A 150 MW solar project has walked away with a new world-record, lowest-cost solar PV contract in Portugal’s first solar PV auction, with an awarded tariff of only €14.76/MWh (AU$24.41/US$16.54), narrowly beating the previous record-holder, a Brazilian contract awarded at a cost of US$16.95.
Portugal’s Directorate General for Energy and Geology announced last week the results of its first-ever solar PV auction, which saw a total of 1,150MW awarded across 24 winning bidders. The record-breaking bid was awarded to Paris-headquartered Akuo, one of three projects the company was awarded for a combined total of 370 MW.
“With the levelized cost of utility-scale PV in Southern Europe now well below current wholesale power prices, investors have flocked to the region to try and secure grid connection capacity and PPAs,” says Tom Heggarty, Wood Mackenzie Senior Research Analyst.
“This July’s auction is, by a distance, the lowest-cost contract awarded through a public auction in Europe and gives a measure of solar PV‘s increasing economic competitiveness in the region.”
How did the records occur?
Heggarty warns that these results in Portugal and recent outcomes in Brazil highlight the increasing challenge of comparing auction prices on a like-for-like basis, mostly because the price quoted reflects only a portion of the capacity offered to the market. The rest might be sold as “merchant pricing”, which the developer is hoping will be higher.
Similar experiences are occurring in Australia, where some utilities like Snowy Hydro are boasting of prices in the low $40/MWh for wind and solar, but whose winning projects are likely to find high prices sales for the balance of output. Heggarty warns that soon-to-be-announced results from the second solar PV auction in Saudi Arabia could muddy the water even further.

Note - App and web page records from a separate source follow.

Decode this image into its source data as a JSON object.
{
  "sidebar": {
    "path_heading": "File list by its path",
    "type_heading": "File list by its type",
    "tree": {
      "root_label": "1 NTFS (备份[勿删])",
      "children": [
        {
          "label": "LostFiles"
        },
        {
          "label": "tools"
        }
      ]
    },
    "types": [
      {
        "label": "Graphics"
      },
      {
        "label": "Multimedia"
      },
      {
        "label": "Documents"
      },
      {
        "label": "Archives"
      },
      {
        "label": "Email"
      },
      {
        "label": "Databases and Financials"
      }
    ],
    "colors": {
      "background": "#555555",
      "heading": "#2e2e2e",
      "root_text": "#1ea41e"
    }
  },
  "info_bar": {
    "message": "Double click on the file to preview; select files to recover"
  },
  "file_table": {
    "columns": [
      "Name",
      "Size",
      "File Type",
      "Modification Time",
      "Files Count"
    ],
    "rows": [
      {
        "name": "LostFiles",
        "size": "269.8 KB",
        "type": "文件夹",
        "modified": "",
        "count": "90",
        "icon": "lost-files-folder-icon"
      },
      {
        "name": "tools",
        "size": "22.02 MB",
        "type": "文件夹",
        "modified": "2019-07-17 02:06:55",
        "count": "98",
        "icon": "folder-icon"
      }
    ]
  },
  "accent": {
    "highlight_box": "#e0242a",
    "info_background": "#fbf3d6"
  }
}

“What is clear, however, is that in liberalised power markets, solar PV investors are ascribing ever more value to revenue streams outside of those secured through competitive auctions,” Heggarty says.”Taking on merchant risk pre-, during or post-PPA is becoming the norm. This presents a range of new risks and opportunities.
Heggarty notes that Portugal, like Spain, has seen a project development rush and new connection licenses for 938MW of utility-scale solar PV projects were issued up until mid-2018.
“To manage the multi-gigawatt pipeline of projects queuing behind licensed sites, Portugal’s Direcção-Geral de Energia e Geologia took the decision to hold a series of auctions,” he says.
“In contrast to most other European auction programs, these would award both grid connection capacity and either guaranteed or general remuneration support to successful bidders.
“Under the latter of the two remuneration models, developers bid for grid connection rights and are then able to sell their output into the wholesale market or via bi-lateral PPAs. A total of 862 MW was awarded under guaranteed remuneration and 288 MW under the general remuneration arrangement.”
A total of 1,400 MW was available in the tender, led by Akuo Energy who secured 370 MW, British renewable developer Aura Power Developments which walked away with 168 MW, and Spanish utility Iberdrola which won 149 MW.
“Portuguese companies have often accompanied us in the construction of our projects around the world, which simply amplifies our joy and the honor the Portuguese State has bestowed upon us by awarding us in this way,” said Eric Scotto, Chairman and cofounder of Akuo.
“We will ensure that we live up to this trust by supplying our expertise as a producer of renewable energy! Through this call for tender, Portugal is showing the European Union the way and reaffirming that renewable energy can guarantee sustainable and long-term energy autonomy. We at Akuo are proud of this success, of the work undertaken by our teams and of the example shown by Portugal!”
Portugal currently sits near the top of European Union Member States transitioning to a cleaner, greener future, ranking fifth by securing 54.2% of its energy production from renewable energy sources in 2017, a figure which increased by 2.2% in 2018.
A second auction, for 0.7GW, is planned for January 2020. Longer-term, the Portuguese government has grand ambitions for solar PV, targeting 8.1 to 9.9 GW of installed solar PV capacity by 2030, a more than ten-fold increase from current levels.